Positive Thinking: I’ll practice my driving and try my luck


Event: My next door neighbour has just blanked me in the street

NAT: He doesn’t want to know me anymore – can’t blame him – I’m no good

Positive Thinking: Maybe he just didn’t see me – is he OK – I’d better ask

There are loads and loads of these NATs. Could you think of some that apply to you and your way of looking at life? So what’s the answer? Simple really. Identify that negative thought that’s holding you back right now and act as if the reverse was true. For example, suppose that you think that you could never learn to play bridge, ride a horse, sail a boat, pass an exam – act as if you can learn and take a few lessons – you might surprise yourself. You won’t succeed at all the things that you try but you definitely will succeed at some of them. Then, once you are OK at one thing, (I said OK, I didn’t say become the world champion), then you can try the next thing. Carry on like that for a while and you will be surprised at just how much you can do. Not only do, but do well enough to be confident enough to try something else – and something else – and something else.  Keep this up and your life will get better and better.

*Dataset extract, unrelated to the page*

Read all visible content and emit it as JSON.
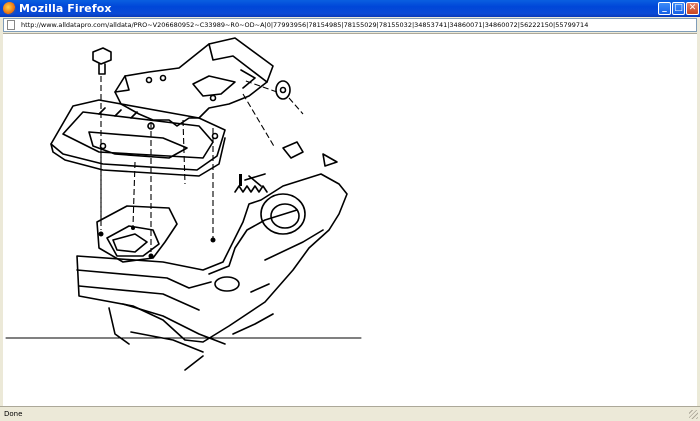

Keep it up for the next 12 months and I’ll bet that this time next year, for you at least, it really will be the ‘Season to be Merry’!